A word-for-word copy of the data, pictures excluded, is what this task asks for.

+===+

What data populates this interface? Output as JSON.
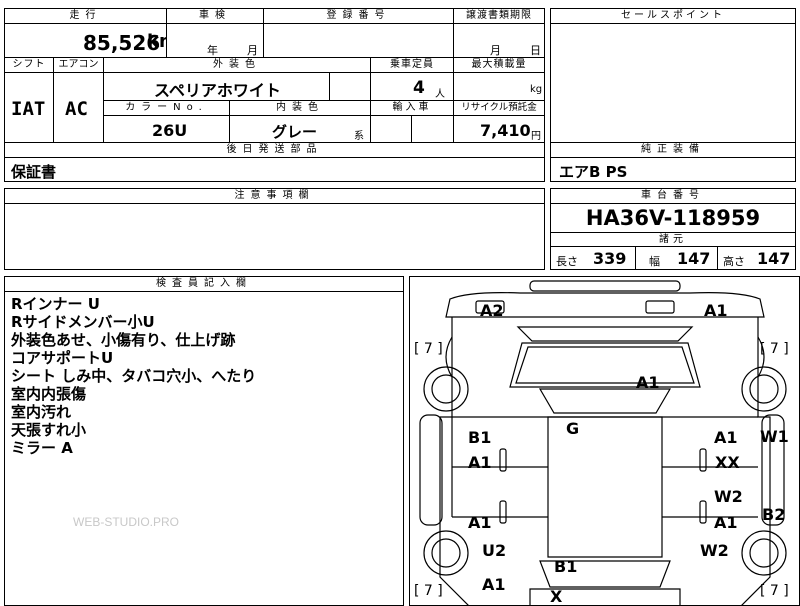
{
  "top": {
    "mileage_label": "走行",
    "mileage_value": "85,526",
    "mileage_unit": "km",
    "shaken_label": "車検",
    "shaken_year": "年",
    "shaken_month": "月",
    "reg_label": "登録番号",
    "transfer_label": "譲渡書類期限",
    "transfer_month": "月",
    "transfer_day": "日",
    "sales_label": "セールスポイント"
  },
  "row2": {
    "shift_label": "シフト",
    "ac_label": "エアコン",
    "color_label": "外装色",
    "color_value": "スペリアホワイト",
    "capacity_label": "乗車定員",
    "capacity_value": "4",
    "capacity_unit": "人",
    "load_label": "最大積載量",
    "load_unit": "kg",
    "shift_value": "IAT",
    "ac_value": "AC",
    "color_no_label": "カラーNo.",
    "color_no_value": "26U",
    "interior_label": "内装色",
    "interior_value": "グレー",
    "interior_suffix": "系",
    "import_label": "輸入車",
    "recycle_label": "リサイクル預託金",
    "recycle_value": "7,410",
    "recycle_unit": "円"
  },
  "parts": {
    "label": "後日発送部品",
    "value": "保証書",
    "equip_label": "純正装備",
    "equip_value": "エアB PS"
  },
  "notes": {
    "label": "注意事項欄"
  },
  "chassis": {
    "label": "車台番号",
    "value": "HA36V-118959",
    "spec_label": "諸元",
    "length_label": "長さ",
    "length_value": "339",
    "width_label": "幅",
    "width_value": "147",
    "height_label": "高さ",
    "height_value": "147"
  },
  "inspector": {
    "label": "検査員記入欄",
    "lines": [
      "Rインナー U",
      "Rサイドメンバー小U",
      "外装色あせ、小傷有り、仕上げ跡",
      "コアサポートU",
      "シート しみ中、タバコ穴小、へたり",
      "室内内張傷",
      "室内汚れ",
      "天張すれ小",
      "ミラー A"
    ]
  },
  "watermark": "WEB-STUDIO.PRO",
  "diagram": {
    "tire_fl": "[ 7 ]",
    "tire_fr": "[ 7 ]",
    "tire_rl": "[ 7 ]",
    "tire_rr": "[ 7 ]",
    "marks": {
      "front_left": "A2",
      "front_right": "A1",
      "hood": "A1",
      "roof": "G",
      "left_front_door_top": "B1",
      "left_front_door_bottom": "A1",
      "right_front_door_top": "A1",
      "right_front_door_bottom": "XX",
      "right_pillar": "W1",
      "left_rear_door": "A1",
      "right_rear_door_top": "W2",
      "right_rear_door_bottom": "A1",
      "right_rear_side": "B2",
      "left_rear_fender": "U2",
      "right_rear_fender": "W2",
      "rear": "B1",
      "left_rear_bottom": "A1",
      "rear_bottom": "X"
    }
  }
}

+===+

# ANSWER AREA
What data populates this interface? Output as JSON.
{
  "top": {
    "mileage_label": "走行",
    "mileage_value": "85,526",
    "mileage_unit": "km",
    "shaken_label": "車検",
    "shaken_year": "年",
    "shaken_month": "月",
    "reg_label": "登録番号",
    "transfer_label": "譲渡書類期限",
    "transfer_month": "月",
    "transfer_day": "日",
    "sales_label": "セールスポイント"
  },
  "row2": {
    "shift_label": "シフト",
    "ac_label": "エアコン",
    "color_label": "外装色",
    "color_value": "スペリアホワイト",
    "capacity_label": "乗車定員",
    "capacity_value": "4",
    "capacity_unit": "人",
    "load_label": "最大積載量",
    "load_unit": "kg",
    "shift_value": "IAT",
    "ac_value": "AC",
    "color_no_label": "カラーNo.",
    "color_no_value": "26U",
    "interior_label": "内装色",
    "interior_value": "グレー",
    "interior_suffix": "系",
    "import_label": "輸入車",
    "recycle_label": "リサイクル預託金",
    "recycle_value": "7,410",
    "recycle_unit": "円"
  },
  "parts": {
    "label": "後日発送部品",
    "value": "保証書",
    "equip_label": "純正装備",
    "equip_value": "エアB PS"
  },
  "notes": {
    "label": "注意事項欄"
  },
  "chassis": {
    "label": "車台番号",
    "value": "HA36V-118959",
    "spec_label": "諸元",
    "length_label": "長さ",
    "length_value": "339",
    "width_label": "幅",
    "width_value": "147",
    "height_label": "高さ",
    "height_value": "147"
  },
  "inspector": {
    "label": "検査員記入欄",
    "lines": [
      "Rインナー U",
      "Rサイドメンバー小U",
      "外装色あせ、小傷有り、仕上げ跡",
      "コアサポートU",
      "シート しみ中、タバコ穴小、へたり",
      "室内内張傷",
      "室内汚れ",
      "天張すれ小",
      "ミラー A"
    ]
  },
  "watermark": "WEB-STUDIO.PRO",
  "diagram": {
    "tire_fl": "[ 7 ]",
    "tire_fr": "[ 7 ]",
    "tire_rl": "[ 7 ]",
    "tire_rr": "[ 7 ]",
    "marks": {
      "front_left": "A2",
      "front_right": "A1",
      "hood": "A1",
      "roof": "G",
      "left_front_door_top": "B1",
      "left_front_door_bottom": "A1",
      "right_front_door_top": "A1",
      "right_front_door_bottom": "XX",
      "right_pillar": "W1",
      "left_rear_door": "A1",
      "right_rear_door_top": "W2",
      "right_rear_door_bottom": "A1",
      "right_rear_side": "B2",
      "left_rear_fender": "U2",
      "right_rear_fender": "W2",
      "rear": "B1",
      "left_rear_bottom": "A1",
      "rear_bottom": "X"
    }
  }
}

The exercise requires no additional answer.